Start of Block

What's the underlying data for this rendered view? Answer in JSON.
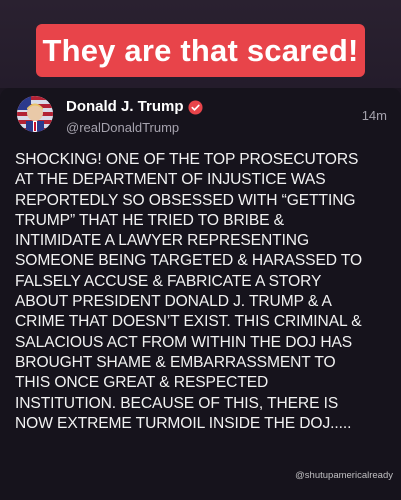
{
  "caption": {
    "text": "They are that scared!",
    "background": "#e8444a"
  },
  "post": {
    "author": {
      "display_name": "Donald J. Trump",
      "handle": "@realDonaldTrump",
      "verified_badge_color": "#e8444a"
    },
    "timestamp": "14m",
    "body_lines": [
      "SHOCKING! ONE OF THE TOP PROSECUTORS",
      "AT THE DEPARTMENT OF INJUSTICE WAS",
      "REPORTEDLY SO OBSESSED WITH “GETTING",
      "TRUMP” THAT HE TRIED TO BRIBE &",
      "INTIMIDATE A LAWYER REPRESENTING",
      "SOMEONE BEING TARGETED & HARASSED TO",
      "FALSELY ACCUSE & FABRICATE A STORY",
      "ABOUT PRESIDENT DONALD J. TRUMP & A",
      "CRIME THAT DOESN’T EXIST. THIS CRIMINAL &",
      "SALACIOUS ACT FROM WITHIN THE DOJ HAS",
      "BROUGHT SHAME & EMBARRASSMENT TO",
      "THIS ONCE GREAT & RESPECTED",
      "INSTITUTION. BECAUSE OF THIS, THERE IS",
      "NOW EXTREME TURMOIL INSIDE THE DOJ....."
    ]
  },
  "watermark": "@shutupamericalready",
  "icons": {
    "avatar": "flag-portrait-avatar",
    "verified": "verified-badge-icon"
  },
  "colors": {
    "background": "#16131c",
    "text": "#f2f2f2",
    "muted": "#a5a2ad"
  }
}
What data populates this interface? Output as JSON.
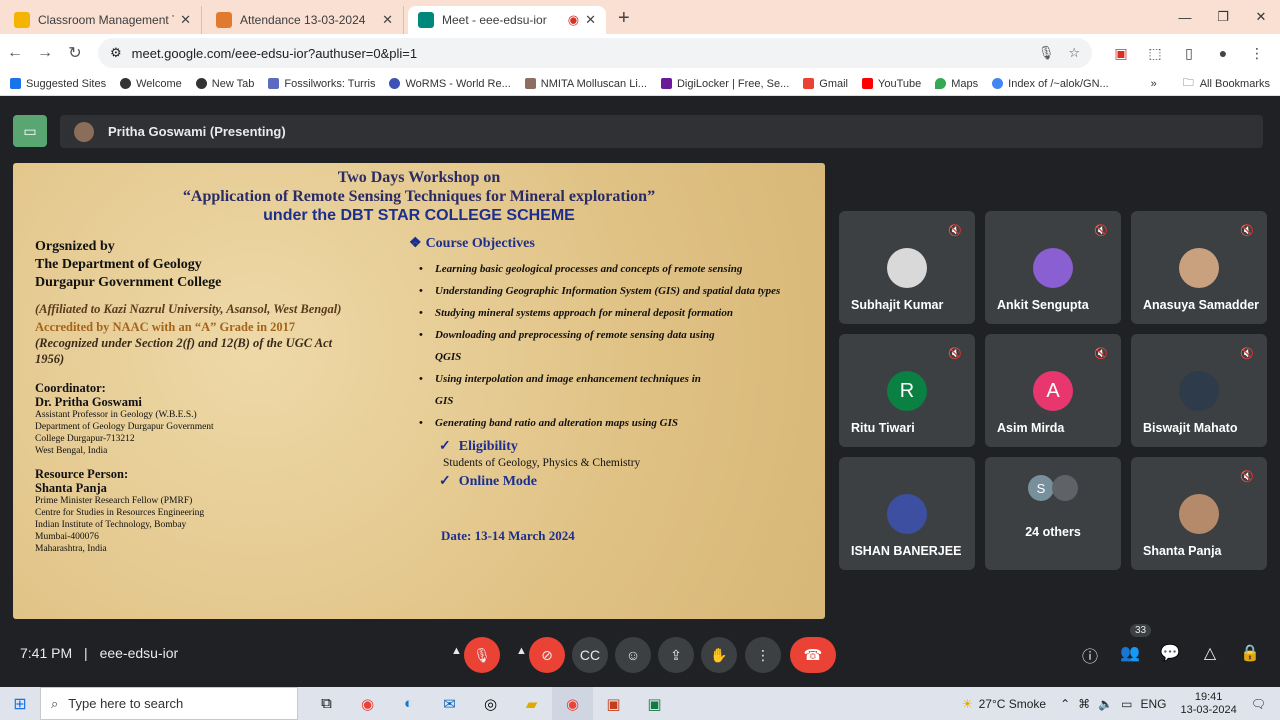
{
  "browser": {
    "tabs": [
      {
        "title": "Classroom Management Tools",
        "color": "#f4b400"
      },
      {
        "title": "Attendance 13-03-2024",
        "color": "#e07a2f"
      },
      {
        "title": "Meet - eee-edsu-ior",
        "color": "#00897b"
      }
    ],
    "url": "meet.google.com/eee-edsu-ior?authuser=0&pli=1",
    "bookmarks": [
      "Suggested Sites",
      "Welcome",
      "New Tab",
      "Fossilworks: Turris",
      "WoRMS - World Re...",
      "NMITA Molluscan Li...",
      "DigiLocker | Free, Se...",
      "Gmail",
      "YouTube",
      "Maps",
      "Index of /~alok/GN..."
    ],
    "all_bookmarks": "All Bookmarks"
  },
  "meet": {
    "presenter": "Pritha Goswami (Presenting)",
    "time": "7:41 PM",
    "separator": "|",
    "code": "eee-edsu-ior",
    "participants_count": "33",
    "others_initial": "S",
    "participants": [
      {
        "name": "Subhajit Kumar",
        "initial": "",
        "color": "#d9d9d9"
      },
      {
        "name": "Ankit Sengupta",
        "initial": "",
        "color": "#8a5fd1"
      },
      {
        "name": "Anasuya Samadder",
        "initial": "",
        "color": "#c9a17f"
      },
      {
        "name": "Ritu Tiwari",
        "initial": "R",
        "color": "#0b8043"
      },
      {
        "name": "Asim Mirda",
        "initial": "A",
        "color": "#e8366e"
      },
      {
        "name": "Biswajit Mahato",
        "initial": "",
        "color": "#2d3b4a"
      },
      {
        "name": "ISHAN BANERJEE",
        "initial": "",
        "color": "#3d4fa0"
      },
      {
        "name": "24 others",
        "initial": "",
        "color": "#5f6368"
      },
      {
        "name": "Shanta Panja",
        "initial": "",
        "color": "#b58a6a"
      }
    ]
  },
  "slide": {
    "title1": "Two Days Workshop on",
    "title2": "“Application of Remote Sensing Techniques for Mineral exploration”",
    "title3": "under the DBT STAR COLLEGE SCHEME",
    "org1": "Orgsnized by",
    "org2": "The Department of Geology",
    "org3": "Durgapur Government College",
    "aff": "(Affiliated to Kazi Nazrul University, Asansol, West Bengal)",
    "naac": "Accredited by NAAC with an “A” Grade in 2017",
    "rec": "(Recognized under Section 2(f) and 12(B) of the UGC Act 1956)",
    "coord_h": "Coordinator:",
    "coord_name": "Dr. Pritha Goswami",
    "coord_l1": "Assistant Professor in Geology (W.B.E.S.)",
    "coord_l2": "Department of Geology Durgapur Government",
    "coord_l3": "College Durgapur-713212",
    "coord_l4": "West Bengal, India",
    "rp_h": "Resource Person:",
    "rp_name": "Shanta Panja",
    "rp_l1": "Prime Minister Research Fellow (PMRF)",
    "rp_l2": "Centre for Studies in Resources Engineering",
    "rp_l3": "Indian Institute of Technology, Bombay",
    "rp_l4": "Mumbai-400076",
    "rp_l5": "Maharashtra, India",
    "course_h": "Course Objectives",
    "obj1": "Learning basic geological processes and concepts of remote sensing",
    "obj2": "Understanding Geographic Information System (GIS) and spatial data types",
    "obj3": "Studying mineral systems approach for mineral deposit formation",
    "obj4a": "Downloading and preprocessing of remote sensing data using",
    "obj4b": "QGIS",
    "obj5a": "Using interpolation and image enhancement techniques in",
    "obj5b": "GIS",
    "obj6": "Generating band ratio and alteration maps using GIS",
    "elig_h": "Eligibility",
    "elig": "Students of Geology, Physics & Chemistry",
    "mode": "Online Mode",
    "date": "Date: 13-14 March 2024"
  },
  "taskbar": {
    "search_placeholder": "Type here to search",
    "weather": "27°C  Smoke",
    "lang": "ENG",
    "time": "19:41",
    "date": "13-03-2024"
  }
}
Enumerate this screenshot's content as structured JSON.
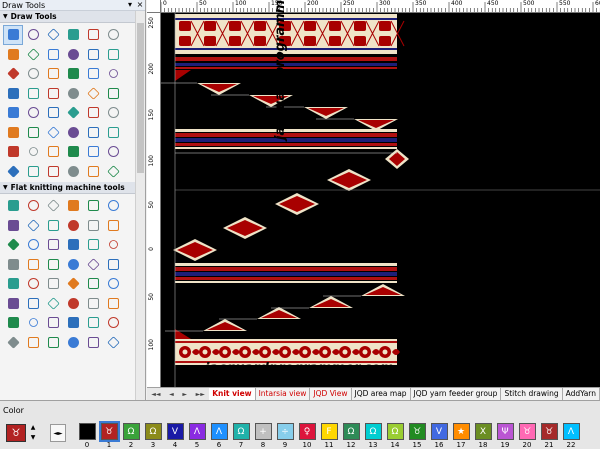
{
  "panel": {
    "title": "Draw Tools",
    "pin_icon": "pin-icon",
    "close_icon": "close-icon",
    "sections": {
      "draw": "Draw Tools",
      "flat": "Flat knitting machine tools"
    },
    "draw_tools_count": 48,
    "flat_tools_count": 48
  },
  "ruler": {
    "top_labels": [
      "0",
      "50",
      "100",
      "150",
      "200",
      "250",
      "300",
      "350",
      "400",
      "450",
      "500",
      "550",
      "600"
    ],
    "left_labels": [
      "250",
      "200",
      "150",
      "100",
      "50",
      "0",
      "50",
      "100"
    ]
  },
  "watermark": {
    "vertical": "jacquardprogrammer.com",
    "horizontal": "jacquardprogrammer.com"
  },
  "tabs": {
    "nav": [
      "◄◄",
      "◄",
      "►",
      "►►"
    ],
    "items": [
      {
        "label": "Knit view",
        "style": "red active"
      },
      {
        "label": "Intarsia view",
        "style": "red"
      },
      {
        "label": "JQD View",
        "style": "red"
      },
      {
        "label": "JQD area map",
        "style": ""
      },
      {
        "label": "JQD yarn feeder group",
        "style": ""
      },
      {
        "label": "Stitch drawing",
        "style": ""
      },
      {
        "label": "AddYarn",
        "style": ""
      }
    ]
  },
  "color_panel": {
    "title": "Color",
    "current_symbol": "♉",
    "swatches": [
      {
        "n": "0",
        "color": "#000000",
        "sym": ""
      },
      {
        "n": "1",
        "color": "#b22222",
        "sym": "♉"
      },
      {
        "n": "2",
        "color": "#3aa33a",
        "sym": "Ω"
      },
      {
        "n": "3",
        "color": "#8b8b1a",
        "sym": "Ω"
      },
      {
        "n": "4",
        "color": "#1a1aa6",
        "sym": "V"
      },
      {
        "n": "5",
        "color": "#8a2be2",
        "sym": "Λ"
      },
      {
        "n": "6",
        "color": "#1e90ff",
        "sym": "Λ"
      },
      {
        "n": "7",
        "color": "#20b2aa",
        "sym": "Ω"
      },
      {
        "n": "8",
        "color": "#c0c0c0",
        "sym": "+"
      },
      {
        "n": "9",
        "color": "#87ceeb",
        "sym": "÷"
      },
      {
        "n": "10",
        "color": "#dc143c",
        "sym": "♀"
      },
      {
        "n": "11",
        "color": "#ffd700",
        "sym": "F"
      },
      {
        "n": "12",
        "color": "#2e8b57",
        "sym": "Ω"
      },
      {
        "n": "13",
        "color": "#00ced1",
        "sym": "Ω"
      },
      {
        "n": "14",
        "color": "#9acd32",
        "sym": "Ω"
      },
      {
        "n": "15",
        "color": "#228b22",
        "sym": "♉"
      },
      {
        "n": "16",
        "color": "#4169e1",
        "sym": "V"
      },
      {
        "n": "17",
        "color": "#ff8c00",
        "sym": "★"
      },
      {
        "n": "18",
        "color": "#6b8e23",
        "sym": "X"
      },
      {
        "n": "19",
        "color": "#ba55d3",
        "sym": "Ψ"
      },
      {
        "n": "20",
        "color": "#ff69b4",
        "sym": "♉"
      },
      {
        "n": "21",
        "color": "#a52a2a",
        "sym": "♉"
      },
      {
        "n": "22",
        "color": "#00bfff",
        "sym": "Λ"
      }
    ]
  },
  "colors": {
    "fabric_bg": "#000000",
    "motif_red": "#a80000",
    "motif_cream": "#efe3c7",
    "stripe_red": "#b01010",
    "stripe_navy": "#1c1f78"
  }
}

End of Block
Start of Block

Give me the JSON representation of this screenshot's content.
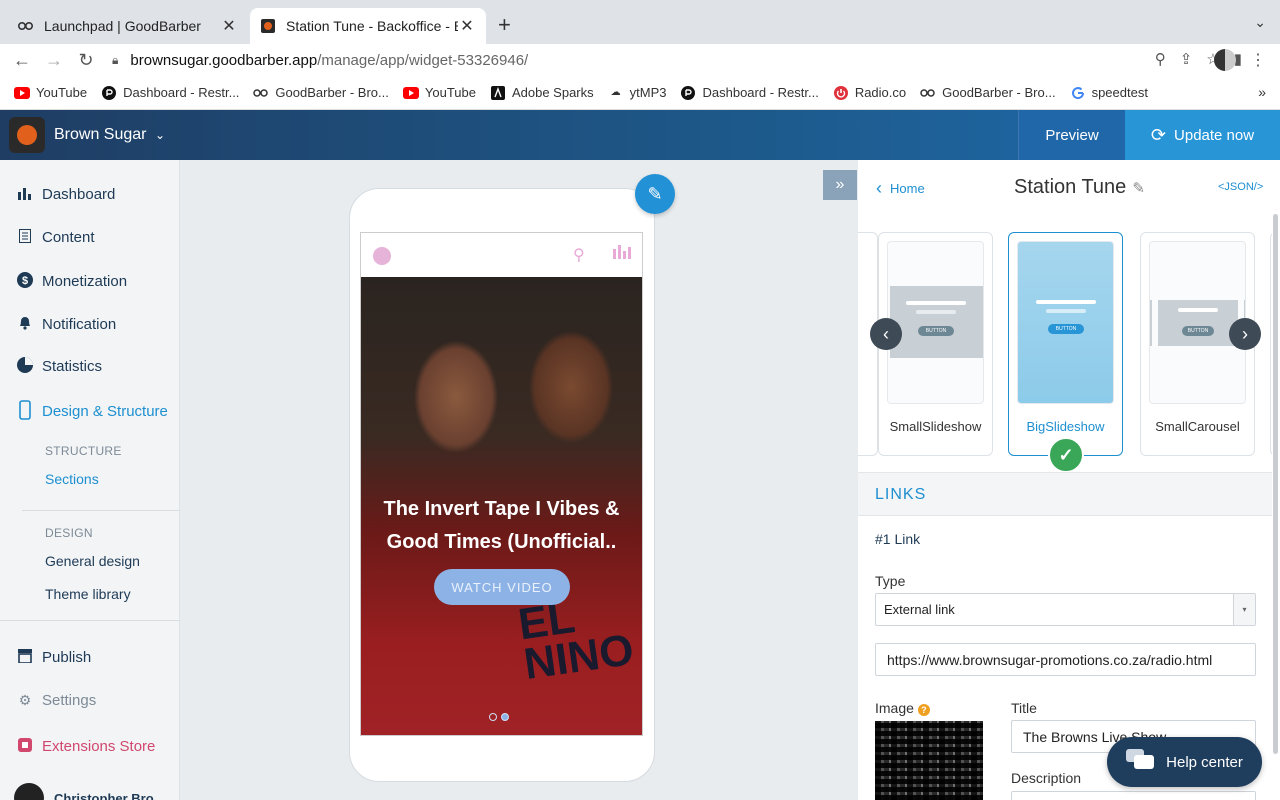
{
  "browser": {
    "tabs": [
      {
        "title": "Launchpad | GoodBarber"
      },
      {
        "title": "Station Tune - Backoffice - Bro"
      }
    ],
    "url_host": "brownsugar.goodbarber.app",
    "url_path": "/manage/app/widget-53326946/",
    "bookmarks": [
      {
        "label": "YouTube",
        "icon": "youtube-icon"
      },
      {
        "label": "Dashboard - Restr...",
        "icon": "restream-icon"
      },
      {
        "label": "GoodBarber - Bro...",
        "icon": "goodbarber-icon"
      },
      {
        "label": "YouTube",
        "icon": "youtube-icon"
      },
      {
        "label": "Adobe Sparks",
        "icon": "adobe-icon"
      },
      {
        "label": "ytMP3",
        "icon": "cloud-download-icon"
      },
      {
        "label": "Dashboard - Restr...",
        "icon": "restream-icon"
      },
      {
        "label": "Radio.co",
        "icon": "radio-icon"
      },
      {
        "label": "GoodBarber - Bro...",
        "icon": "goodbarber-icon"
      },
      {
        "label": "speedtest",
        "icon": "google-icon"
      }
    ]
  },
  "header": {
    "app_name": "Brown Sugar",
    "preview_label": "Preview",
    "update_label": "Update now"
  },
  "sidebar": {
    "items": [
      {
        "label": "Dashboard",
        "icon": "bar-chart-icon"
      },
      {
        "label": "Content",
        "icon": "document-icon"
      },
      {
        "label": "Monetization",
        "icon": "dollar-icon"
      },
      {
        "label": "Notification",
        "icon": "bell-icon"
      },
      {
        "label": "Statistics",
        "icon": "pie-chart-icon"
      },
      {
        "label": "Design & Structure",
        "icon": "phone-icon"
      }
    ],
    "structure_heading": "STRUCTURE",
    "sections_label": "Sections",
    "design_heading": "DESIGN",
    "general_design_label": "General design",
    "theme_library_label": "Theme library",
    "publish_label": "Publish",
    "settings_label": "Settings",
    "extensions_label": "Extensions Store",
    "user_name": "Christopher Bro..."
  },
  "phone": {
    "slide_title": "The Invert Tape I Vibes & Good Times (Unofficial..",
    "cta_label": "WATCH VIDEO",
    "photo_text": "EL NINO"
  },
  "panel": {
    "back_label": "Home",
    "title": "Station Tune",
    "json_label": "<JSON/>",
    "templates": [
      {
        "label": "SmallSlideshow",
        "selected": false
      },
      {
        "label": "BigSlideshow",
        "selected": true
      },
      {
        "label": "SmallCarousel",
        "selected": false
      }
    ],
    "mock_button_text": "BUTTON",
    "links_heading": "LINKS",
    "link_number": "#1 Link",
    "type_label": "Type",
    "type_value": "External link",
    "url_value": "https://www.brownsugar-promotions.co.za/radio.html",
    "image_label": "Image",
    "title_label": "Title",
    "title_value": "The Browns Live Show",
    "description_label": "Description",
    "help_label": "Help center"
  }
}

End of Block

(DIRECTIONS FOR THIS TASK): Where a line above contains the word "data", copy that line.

(RESULT OF THIS TASK):
What's the underlying data for this rendered view? Answer in JSON.
What data populates this interface? Output as JSON.
    "obj2": "Understanding Geographic Information System (GIS) and spatial data types",
    "obj4a": "Downloading and preprocessing of remote sensing data using",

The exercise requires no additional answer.